The Department of Human Services flagged the illegal sale of Medicare details on the dark web almost a fortnight before the illicit trade was exposed in a bombshell media report, The New Daily can exclusively reveal.
Internal emails, obtained under freedom of information laws, reveal that department officials discussed the security issue as early as June 22 – nearly two weeks before revelations that Medicare numbers were being sold online.
On July 4, The Guardian revealed that a dark web vendor was advertising the sale of any Australian’s Medicare number for the bitcoin equivalent of just $22 after exploiting a government system vulnerability.
In the wake of the revelations, Human Services Minister Alan Tudge said that he and his department had only learned of the illicit trade when contacted by a Guardian journalist on July 3.

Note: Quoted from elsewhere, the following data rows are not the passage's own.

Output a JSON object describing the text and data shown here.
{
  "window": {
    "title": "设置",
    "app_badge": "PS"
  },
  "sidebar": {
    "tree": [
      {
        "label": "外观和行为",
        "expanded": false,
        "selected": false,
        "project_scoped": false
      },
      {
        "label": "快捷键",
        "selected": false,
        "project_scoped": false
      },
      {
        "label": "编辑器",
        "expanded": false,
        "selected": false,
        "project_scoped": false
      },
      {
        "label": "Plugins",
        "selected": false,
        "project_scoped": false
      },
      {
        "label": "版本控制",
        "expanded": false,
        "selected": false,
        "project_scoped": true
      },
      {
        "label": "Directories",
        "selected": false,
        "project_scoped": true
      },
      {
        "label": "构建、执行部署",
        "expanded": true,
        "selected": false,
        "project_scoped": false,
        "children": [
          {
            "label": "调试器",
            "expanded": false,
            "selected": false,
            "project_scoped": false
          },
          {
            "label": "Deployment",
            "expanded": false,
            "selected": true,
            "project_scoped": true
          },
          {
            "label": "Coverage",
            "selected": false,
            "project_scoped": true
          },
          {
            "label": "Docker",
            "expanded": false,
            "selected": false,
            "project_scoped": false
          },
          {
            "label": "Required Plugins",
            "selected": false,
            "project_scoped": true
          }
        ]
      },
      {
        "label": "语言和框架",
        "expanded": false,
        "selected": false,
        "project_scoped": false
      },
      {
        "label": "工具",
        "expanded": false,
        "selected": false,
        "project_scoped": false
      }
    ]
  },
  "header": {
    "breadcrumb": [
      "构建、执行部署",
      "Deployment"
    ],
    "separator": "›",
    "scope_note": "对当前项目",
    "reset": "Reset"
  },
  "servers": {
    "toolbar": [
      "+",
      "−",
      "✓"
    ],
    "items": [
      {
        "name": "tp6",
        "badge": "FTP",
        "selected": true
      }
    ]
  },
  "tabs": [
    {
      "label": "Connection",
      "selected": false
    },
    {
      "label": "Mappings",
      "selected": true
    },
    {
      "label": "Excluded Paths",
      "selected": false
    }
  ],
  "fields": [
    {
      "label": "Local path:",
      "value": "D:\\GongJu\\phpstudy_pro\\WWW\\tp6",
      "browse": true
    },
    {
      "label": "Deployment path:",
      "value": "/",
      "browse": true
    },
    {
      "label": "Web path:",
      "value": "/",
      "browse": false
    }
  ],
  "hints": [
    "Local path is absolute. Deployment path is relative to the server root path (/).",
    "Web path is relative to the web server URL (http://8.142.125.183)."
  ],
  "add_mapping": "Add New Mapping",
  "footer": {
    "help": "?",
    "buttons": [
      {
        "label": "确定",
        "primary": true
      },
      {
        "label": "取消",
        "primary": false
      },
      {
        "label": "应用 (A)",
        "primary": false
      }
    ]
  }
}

However, high-priority correspondence within DHS shows that senior officials discussed the trade on the dark net, which is only accessible through a customised browser, nearly two weeks before it made the news.
On June 22, Rhonda Morris, national manager for serious non-compliance, raised the issue with Kate Buggy, national manager for internal fraud control and investigations, and Mark Withnell, general manager of business integrity, as well as several unnamed officials.
In a later email on July 3, Mr Withnell apparently connected The Guardian’s inquiries to the department’s earlier discussions on the issue, writing to colleagues: “This is the one I was mentioning last week.”
It is unclear exactly what DHS knew about the sale of Medicare details on the dark web prior to July’s media report.
Citing exemptions related to law enforcement and criminal investigations, the department redacted most of the content of the emails released to The New Daily.
It refused to release numerous other related emails entirely.
A DHS spokesman denied the department had knowledge of a specific breach in June and said its internal discussions had only related to general matters.
Mr Tudge reiterated that he had no prior knowledge of the breach.
“I was not aware of this case until July 3 when the journalist alerted me to them,” he told The New Daily.
“When I was alerted to this my department immediately did the following three things: Firstly they referred this potential criminal activity to the Australian Federal Police, secondly they commenced an internal inquiry into the use of HPOS, and thirdly the Health Minister and I announced an external review would be undertaken.”
In September, DHS told the Senate that as many as 165 people may have had their Medicare numbers sold to unknown parties, although there had been no unauthorised access of any Australian’s health records.
Last month, a seperate review commissioned by the department recommended beefing up the authentication procedures required to access the online database used by healthcare professionals.
Although the AFP is continuing to investigate the source of the breach, the government has said it was likely the result of “traditional criminal activity” rather than a cyber attack.
In February, DHS was embroiled in controversy after it released the personal information of a Centrelink recipient to a journalist in order to defuse claims she made in the media.